Among Italian desserts, zeppole can be confused with sfinge, because they’re both essentially cream puffs. The big difference is that zeppole tend to have a custardlike filling, while sfinge gets fancied up with sweetened ricotta, like cannoli filling.
Whether that difference is canonical apparently depends on what part of Italy your people hail from.
Growing up in a Sicilian family, Mary Ann Giordano got to enjoy sfinge, fried puffs with sweetened ricotta or whipped cream filling, as “sfinge di San Giuseppe,” referring to their traditional appearance at St. Joseph’s Day tables.

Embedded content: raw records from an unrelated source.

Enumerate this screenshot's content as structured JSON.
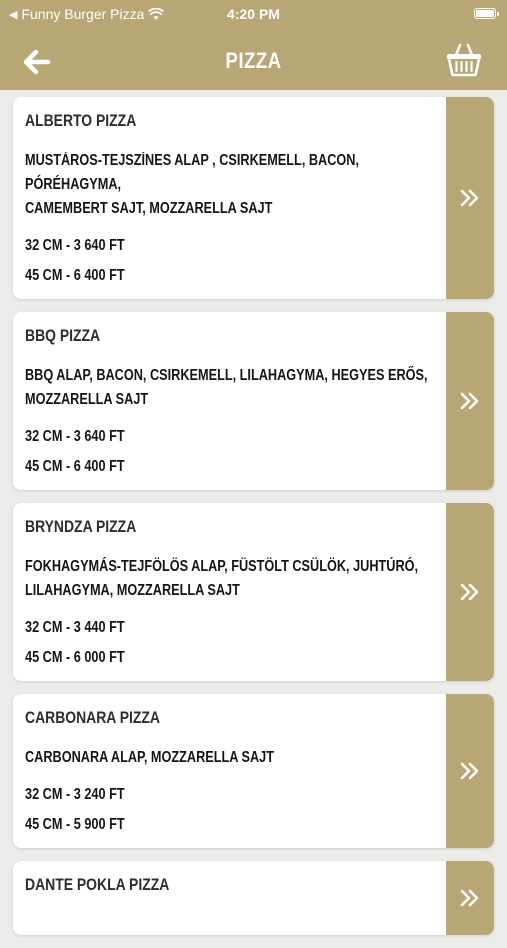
{
  "status": {
    "carrier": "Funny Burger Pizza",
    "time": "4:20 PM"
  },
  "header": {
    "title": "PIZZA"
  },
  "colors": {
    "accent": "#b8a674",
    "background": "#ecebe9"
  },
  "items": [
    {
      "name": "ALBERTO PIZZA",
      "desc_lines": [
        "MUSTÁROS-TEJSZÍNES ALAP , CSIRKEMELL, BACON, PÓRÉHAGYMA,",
        "CAMEMBERT SAJT, MOZZARELLA SAJT"
      ],
      "prices": [
        "32 CM - 3 640 FT",
        "45 CM - 6 400 FT"
      ]
    },
    {
      "name": "BBQ PIZZA",
      "desc_lines": [
        "BBQ ALAP, BACON, CSIRKEMELL, LILAHAGYMA, HEGYES ERŐS,",
        "MOZZARELLA SAJT"
      ],
      "prices": [
        "32 CM - 3 640 FT",
        "45 CM - 6 400 FT"
      ]
    },
    {
      "name": "BRYNDZA PIZZA",
      "desc_lines": [
        "FOKHAGYMÁS-TEJFÖLÖS ALAP, FÜSTÖLT CSÜLÖK, JUHTÚRÓ,",
        "LILAHAGYMA, MOZZARELLA SAJT"
      ],
      "prices": [
        "32 CM - 3 440 FT",
        "45 CM - 6 000 FT"
      ]
    },
    {
      "name": "CARBONARA PIZZA",
      "desc_lines": [
        "CARBONARA ALAP, MOZZARELLA SAJT"
      ],
      "prices": [
        "32 CM - 3 240 FT",
        "45 CM - 5 900 FT"
      ]
    },
    {
      "name": "DANTE POKLA PIZZA",
      "desc_lines": [],
      "prices": []
    }
  ]
}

But the simple fritters were too good to limit to feast-day menus. “In my family, we made them often,” she said. At her restaurant, GiGi’s Cucina Povera (981 Kenmore Ave., Kenmore, 877-8788) they’re on the menu every day. It’s four to an order, for $4.95.

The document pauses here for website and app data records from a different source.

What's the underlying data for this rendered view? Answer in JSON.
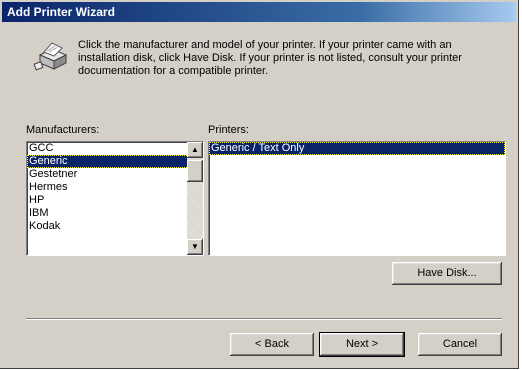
{
  "window": {
    "title": "Add Printer Wizard"
  },
  "header": {
    "icon": "printer-icon",
    "instruction": "Click the manufacturer and model of your printer. If your printer came with an\ninstallation disk, click Have Disk. If your printer is not listed, consult your printer\ndocumentation for a compatible printer."
  },
  "manufacturers": {
    "label": "Manufacturers:",
    "items": [
      "GCC",
      "Generic",
      "Gestetner",
      "Hermes",
      "HP",
      "IBM",
      "Kodak"
    ],
    "selected": "Generic"
  },
  "printers": {
    "label": "Printers:",
    "items": [
      "Generic / Text Only"
    ],
    "selected": "Generic / Text Only"
  },
  "buttons": {
    "have_disk": "Have Disk...",
    "back": "< Back",
    "next": "Next >",
    "cancel": "Cancel"
  },
  "colors": {
    "selection": "#0a246a",
    "face": "#d4d0c8"
  }
}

Sfinge are made from a simple dough, akin to pate choux with a rising agent. “You start with boiling water, salt and butter, then whisk in the flour and baking powder,” Giordano said. “It’s actually better to dump it all in at once.”
The gooey mess thickens quickly on the heat. Then you stir in the eggs, one at a time. They add richness to the dough. Giordano also adds vanilla and a little whiskey.
The dough is dropped by the spoonful into a fryer. “If you have enough oil, once you release sfinge into the hot oil, they kind of have a life of their own,” she said. “They flip themselves, over and over again, until they’re just about done.” You flip them once again, right before the end, and they’re done. The frying process takes about four minutes.
If they’re done right the result is a pastry puff, hollow but crispy-skinned. The fritters are left to drain and dusted with powdered sugar. Once they cool off they soften a bit. Giordano adds sweetened ricotta with orange and lemon zest, lightened with whipped cream.
“In the restaurant, we’re cooking the sfinge to order, so we serve the filling on the side. They’re warm, and the filling would just melt.”